Search the entries below for the word "data" and copy every line where it appears.

## Web page and app entries
▽
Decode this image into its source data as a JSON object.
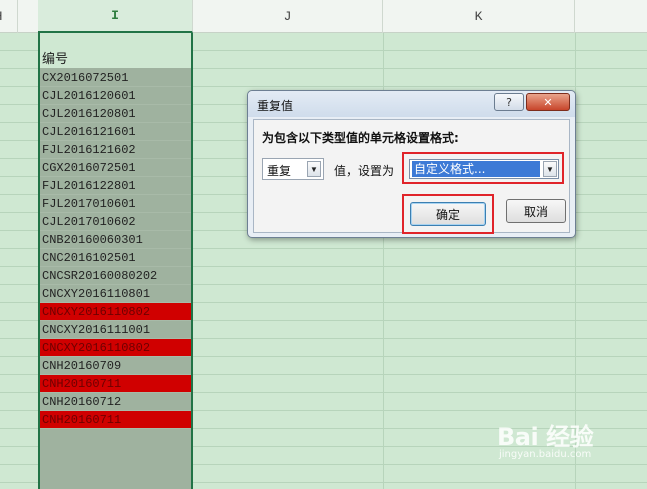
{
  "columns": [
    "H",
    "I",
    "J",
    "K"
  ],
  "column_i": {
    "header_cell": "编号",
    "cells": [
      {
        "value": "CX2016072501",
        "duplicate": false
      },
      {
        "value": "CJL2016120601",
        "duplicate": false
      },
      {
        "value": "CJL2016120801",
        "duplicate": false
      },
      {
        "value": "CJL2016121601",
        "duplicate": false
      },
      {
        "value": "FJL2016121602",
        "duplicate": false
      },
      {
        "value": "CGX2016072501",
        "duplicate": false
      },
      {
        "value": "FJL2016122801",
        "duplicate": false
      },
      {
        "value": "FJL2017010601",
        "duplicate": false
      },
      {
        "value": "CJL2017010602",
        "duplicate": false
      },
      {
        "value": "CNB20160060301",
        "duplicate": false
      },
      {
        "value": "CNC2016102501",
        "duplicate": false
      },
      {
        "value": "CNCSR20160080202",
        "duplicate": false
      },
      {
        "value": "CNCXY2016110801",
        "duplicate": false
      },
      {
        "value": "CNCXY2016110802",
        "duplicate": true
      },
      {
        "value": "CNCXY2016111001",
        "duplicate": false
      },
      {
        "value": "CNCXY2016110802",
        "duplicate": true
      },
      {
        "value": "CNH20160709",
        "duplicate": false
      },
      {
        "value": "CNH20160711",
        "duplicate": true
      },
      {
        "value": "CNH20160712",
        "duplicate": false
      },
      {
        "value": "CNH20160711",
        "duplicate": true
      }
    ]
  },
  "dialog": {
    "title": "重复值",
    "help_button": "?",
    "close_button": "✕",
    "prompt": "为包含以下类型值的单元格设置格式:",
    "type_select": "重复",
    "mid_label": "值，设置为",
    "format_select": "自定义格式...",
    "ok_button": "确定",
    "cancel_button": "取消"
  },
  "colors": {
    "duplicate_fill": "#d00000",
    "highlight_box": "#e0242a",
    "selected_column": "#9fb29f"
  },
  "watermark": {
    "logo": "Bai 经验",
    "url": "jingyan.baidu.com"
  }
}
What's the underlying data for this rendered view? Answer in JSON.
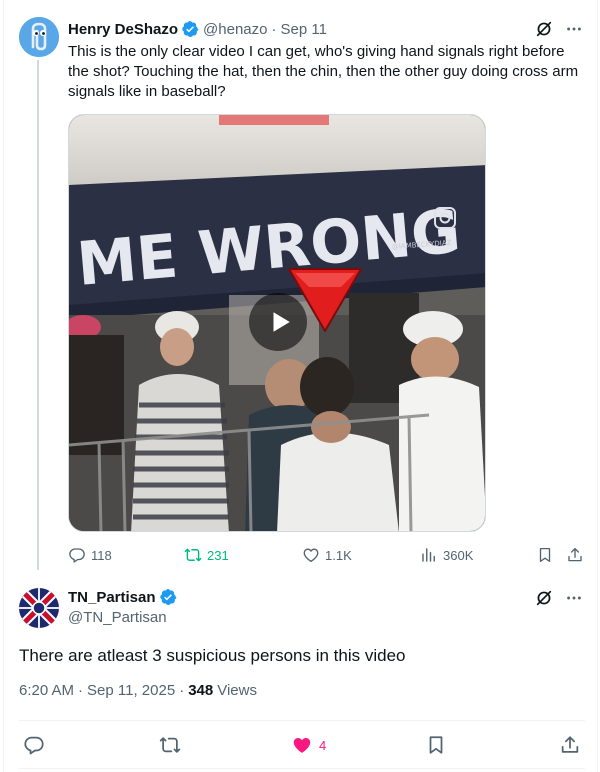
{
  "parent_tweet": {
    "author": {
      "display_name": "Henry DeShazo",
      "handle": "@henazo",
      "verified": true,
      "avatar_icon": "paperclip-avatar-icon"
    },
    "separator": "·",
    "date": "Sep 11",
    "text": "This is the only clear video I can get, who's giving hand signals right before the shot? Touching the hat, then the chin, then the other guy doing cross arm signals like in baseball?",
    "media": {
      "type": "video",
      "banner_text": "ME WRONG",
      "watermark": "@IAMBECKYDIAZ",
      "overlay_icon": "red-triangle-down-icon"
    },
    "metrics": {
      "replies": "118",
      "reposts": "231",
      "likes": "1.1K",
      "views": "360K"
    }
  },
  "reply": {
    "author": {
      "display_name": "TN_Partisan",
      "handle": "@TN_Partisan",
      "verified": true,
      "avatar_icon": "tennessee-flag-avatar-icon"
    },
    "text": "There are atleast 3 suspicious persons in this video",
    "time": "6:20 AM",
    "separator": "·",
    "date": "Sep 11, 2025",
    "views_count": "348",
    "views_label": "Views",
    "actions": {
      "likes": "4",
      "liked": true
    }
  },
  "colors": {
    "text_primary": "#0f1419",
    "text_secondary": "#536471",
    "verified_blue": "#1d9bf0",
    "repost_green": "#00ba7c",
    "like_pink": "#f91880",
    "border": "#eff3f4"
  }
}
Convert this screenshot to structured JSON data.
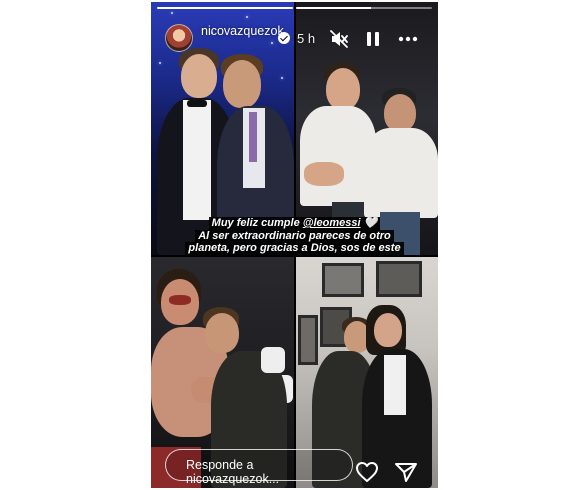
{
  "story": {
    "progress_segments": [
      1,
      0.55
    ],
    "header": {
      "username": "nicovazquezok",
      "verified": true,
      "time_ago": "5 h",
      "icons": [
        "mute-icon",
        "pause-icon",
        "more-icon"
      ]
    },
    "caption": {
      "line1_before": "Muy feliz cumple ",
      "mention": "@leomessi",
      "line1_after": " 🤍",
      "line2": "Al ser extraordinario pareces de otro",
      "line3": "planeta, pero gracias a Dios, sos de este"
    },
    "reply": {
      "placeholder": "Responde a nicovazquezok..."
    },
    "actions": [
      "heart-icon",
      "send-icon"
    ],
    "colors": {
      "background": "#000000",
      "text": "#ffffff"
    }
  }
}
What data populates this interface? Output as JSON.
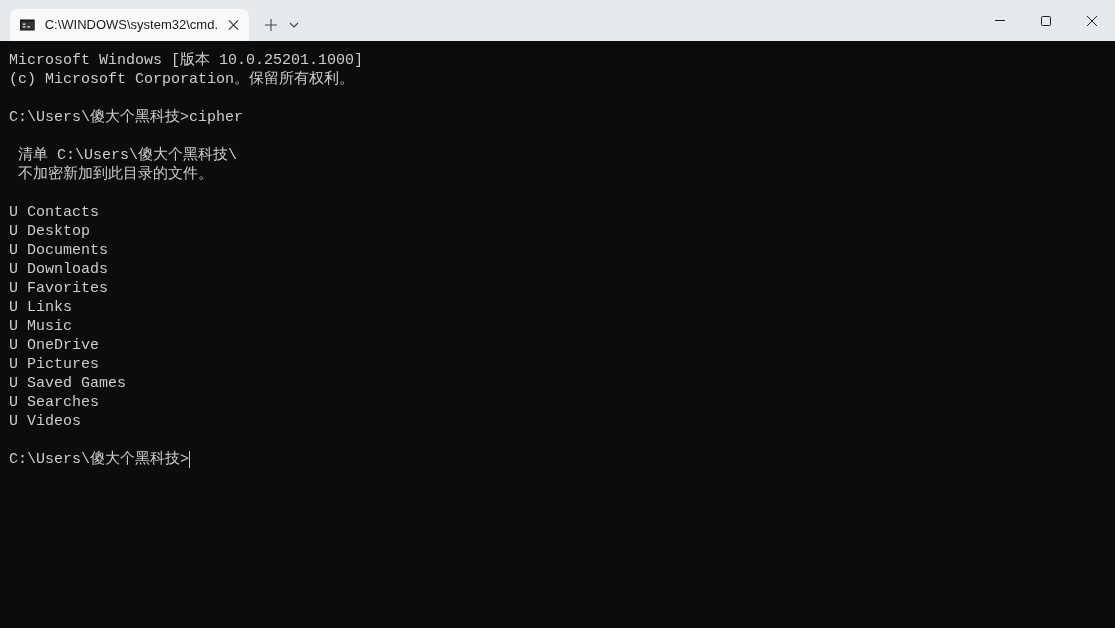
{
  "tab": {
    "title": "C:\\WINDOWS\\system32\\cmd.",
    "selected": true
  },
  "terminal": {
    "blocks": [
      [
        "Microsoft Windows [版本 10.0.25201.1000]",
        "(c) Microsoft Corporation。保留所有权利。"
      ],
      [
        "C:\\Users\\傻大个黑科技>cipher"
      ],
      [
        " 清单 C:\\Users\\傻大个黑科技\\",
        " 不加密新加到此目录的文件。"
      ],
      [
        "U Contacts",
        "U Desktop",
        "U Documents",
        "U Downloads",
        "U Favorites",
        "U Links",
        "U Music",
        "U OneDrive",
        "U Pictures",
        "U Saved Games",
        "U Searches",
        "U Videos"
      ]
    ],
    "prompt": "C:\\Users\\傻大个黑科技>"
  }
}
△
## ANSWER SECTION
Decode this image into its source data as a JSON object.
What's the underlying data for this rendered view? Answer in JSON.
Convert this screenshot to structured JSON data.
What data populates this interface? Output as JSON.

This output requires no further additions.